- _Task objective_: Return all lines of the records that contain the word "shield".

--- START ---

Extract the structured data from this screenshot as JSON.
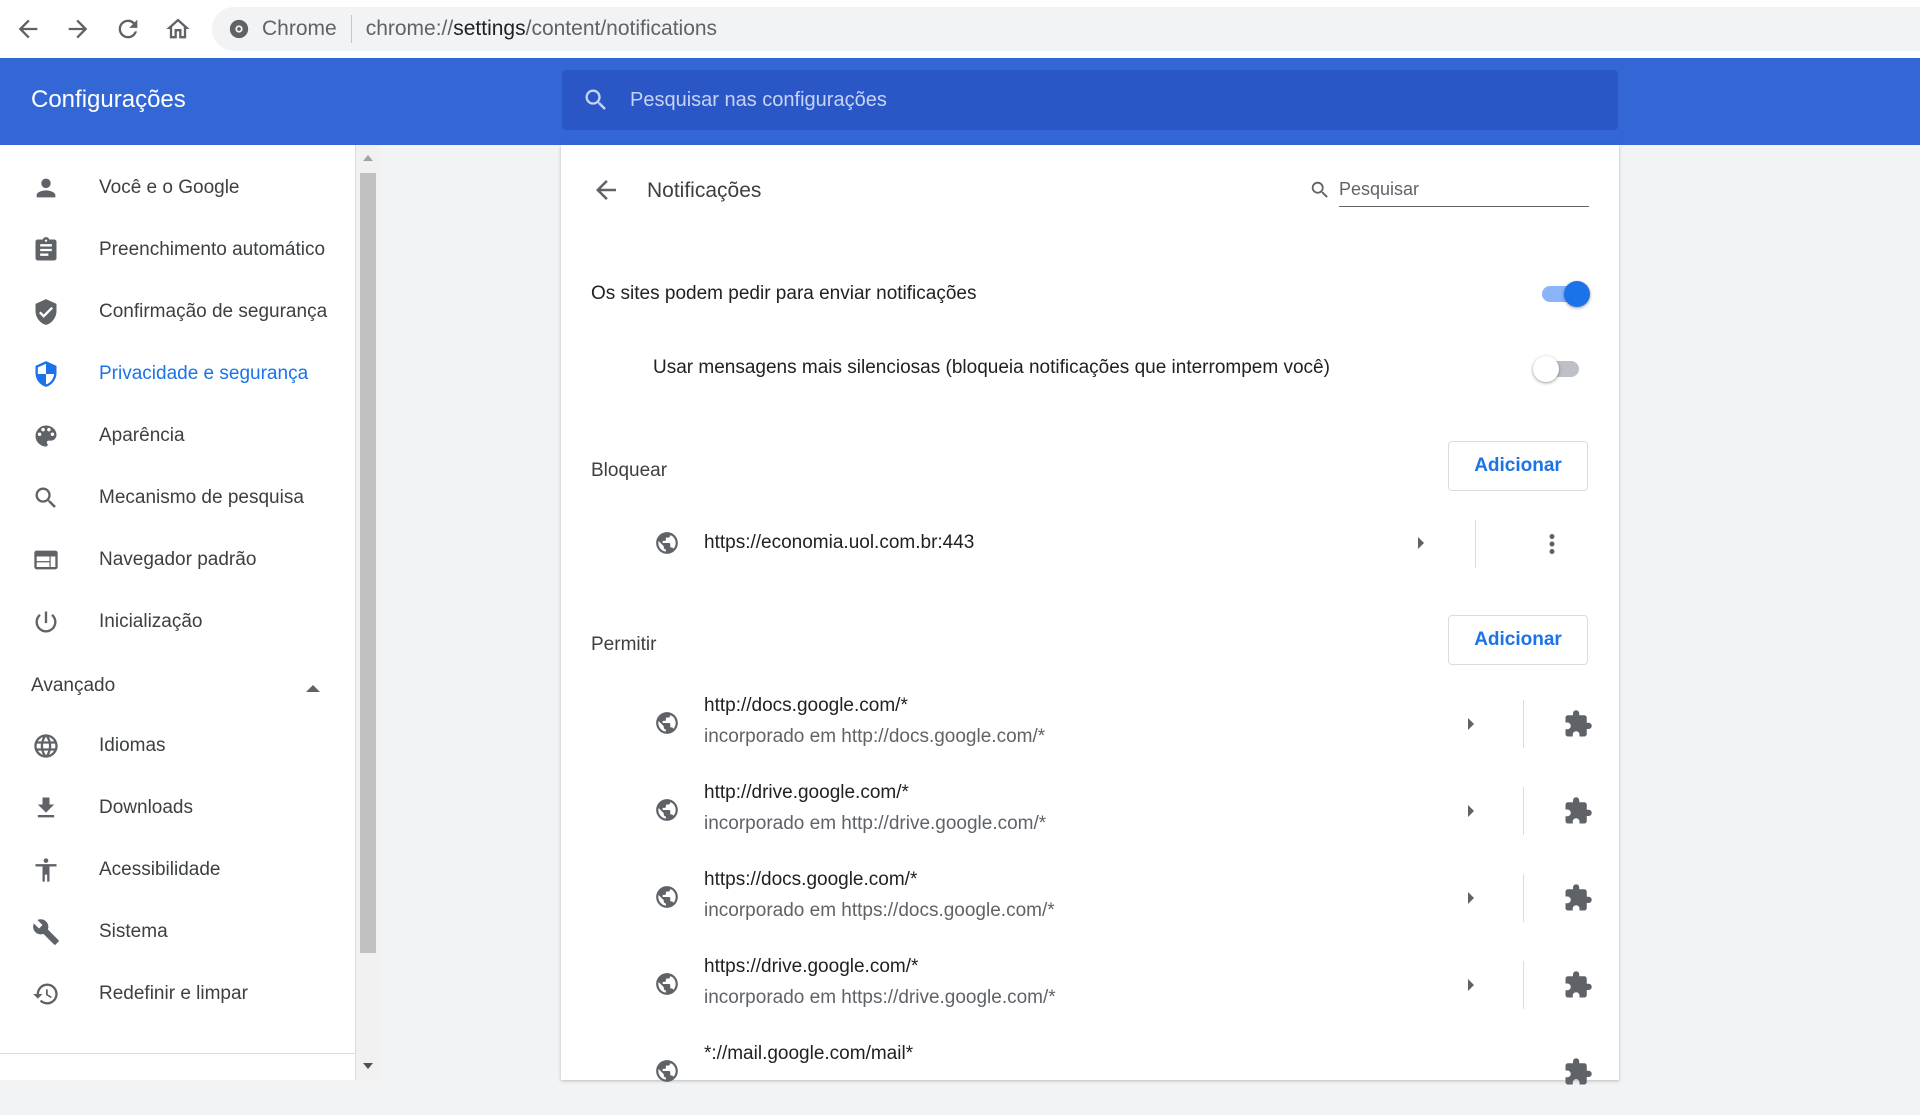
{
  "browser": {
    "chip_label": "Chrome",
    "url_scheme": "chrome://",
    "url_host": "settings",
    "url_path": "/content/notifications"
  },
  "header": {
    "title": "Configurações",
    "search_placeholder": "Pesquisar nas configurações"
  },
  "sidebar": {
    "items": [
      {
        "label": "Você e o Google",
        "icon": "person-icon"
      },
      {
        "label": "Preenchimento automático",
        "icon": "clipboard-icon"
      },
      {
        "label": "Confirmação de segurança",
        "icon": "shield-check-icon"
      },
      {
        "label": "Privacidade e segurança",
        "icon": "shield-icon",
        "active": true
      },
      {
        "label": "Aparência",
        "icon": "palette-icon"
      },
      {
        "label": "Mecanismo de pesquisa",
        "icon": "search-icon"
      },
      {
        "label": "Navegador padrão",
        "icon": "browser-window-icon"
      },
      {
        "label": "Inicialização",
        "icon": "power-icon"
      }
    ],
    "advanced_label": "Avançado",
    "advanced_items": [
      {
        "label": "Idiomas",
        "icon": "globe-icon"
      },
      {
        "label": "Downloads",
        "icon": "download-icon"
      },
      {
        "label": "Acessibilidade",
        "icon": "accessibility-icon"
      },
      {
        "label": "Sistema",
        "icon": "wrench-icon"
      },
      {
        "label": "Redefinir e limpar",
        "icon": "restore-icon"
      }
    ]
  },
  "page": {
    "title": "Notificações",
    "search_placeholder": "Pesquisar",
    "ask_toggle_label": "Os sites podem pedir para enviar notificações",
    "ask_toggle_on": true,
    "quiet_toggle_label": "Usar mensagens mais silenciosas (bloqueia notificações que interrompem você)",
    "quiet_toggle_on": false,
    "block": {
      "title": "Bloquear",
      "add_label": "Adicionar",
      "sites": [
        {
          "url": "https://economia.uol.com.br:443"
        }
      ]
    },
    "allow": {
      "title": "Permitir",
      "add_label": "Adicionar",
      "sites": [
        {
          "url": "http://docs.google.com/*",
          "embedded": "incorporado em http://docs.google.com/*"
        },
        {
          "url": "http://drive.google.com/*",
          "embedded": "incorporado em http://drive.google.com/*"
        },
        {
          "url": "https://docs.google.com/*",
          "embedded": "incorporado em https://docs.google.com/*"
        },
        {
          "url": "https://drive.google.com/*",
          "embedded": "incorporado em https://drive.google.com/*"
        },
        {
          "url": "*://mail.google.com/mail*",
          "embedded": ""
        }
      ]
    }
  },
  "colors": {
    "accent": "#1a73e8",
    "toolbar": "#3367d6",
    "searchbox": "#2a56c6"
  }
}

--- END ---

- _Solution to this problem_:
        "icon": "shield-check-icon"
        "icon": "shield-icon",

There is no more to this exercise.